Dataset entries -

━━━━━━━━━━━━━━━━━━━━━━━━━━━━━━

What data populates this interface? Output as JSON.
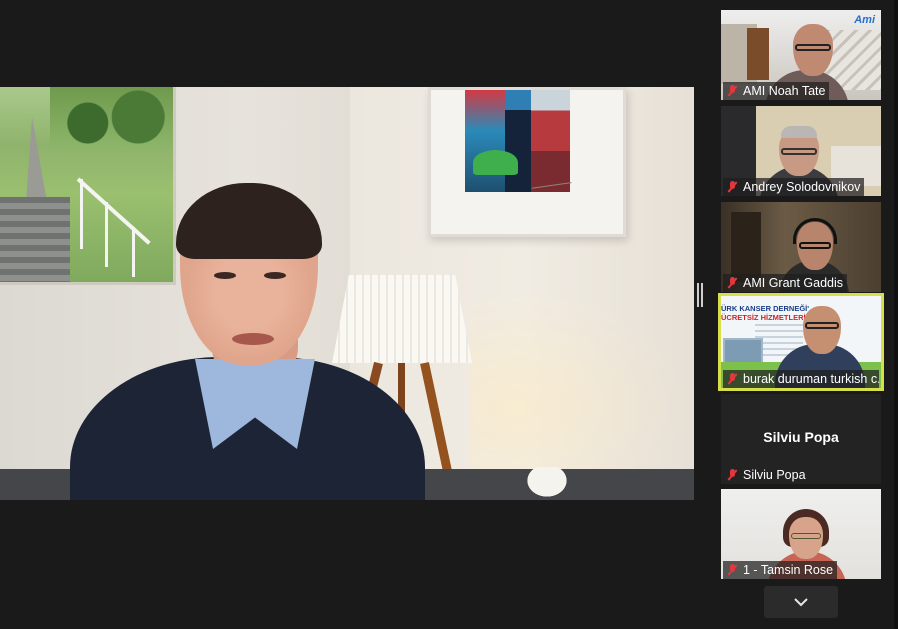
{
  "main_speaker": {
    "description_name": "active-speaker-video"
  },
  "participants": [
    {
      "label": "AMI Noah Tate",
      "muted": true,
      "badge": "Ami"
    },
    {
      "label": "Andrey Solodovnikov",
      "muted": true
    },
    {
      "label": "AMI Grant Gaddis",
      "muted": true
    },
    {
      "label": "burak duruman turkish c...",
      "muted": true,
      "active": true,
      "slide_title_line1": "ÜRK KANSER DERNEĞİ'",
      "slide_title_line2": "ÜCRETSİZ HİZMETLERİ"
    },
    {
      "label": "Silviu Popa",
      "muted": true,
      "display_name": "Silviu Popa",
      "video_off": true
    },
    {
      "label": "1 - Tamsin Rose",
      "muted": true
    }
  ],
  "controls": {
    "scroll_down_icon": "chevron-down-icon",
    "layout_handle_icon": "resize-handle-icon"
  },
  "colors": {
    "background": "#1a1a1a",
    "active_speaker_outline": "#d7e04a",
    "muted_icon": "#e0383e"
  }
}
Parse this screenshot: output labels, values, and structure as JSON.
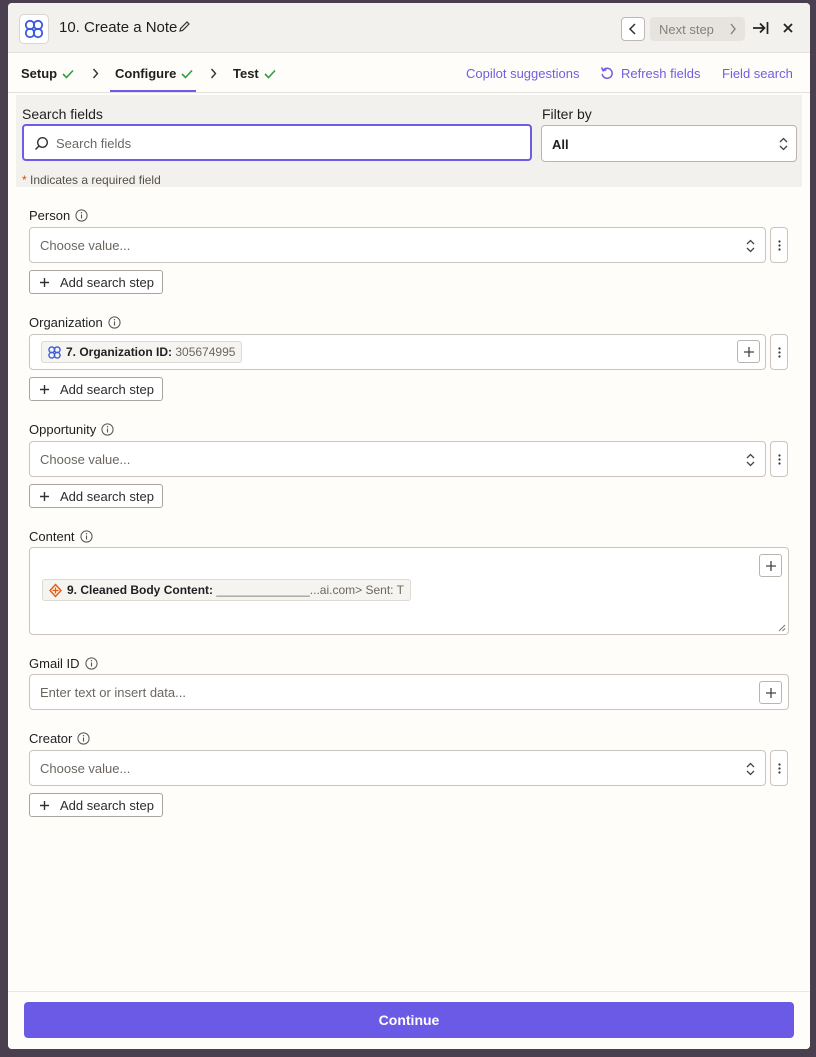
{
  "header": {
    "title": "10. Create a Note",
    "next_step_label": "Next step",
    "app_icon": "pipedrive-icon"
  },
  "tabs": {
    "items": [
      {
        "label": "Setup",
        "done": true
      },
      {
        "label": "Configure",
        "done": true,
        "active": true
      },
      {
        "label": "Test",
        "done": true
      }
    ],
    "copilot": "Copilot suggestions",
    "refresh": "Refresh fields",
    "field_search": "Field search"
  },
  "search": {
    "label": "Search fields",
    "placeholder": "Search fields",
    "filter_label": "Filter by",
    "filter_value": "All",
    "required_note": "Indicates a required field",
    "required_star": "*"
  },
  "fields": {
    "person": {
      "label": "Person",
      "placeholder": "Choose value..."
    },
    "organization": {
      "label": "Organization",
      "pill_label": "7. Organization ID:",
      "pill_value": "305674995"
    },
    "opportunity": {
      "label": "Opportunity",
      "placeholder": "Choose value..."
    },
    "content": {
      "label": "Content",
      "pill_label": "9. Cleaned Body Content:",
      "pill_value": "______________...ai.com> Sent: T"
    },
    "gmail_id": {
      "label": "Gmail ID",
      "placeholder": "Enter text or insert data..."
    },
    "creator": {
      "label": "Creator",
      "placeholder": "Choose value..."
    },
    "add_search_step": "Add search step"
  },
  "footer": {
    "continue_label": "Continue"
  },
  "colors": {
    "accent": "#6b5ae6",
    "success": "#2f9e44",
    "link": "#6f5fe0"
  }
}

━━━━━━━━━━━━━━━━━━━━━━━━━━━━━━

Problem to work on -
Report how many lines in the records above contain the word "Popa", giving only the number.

Response to the task -
2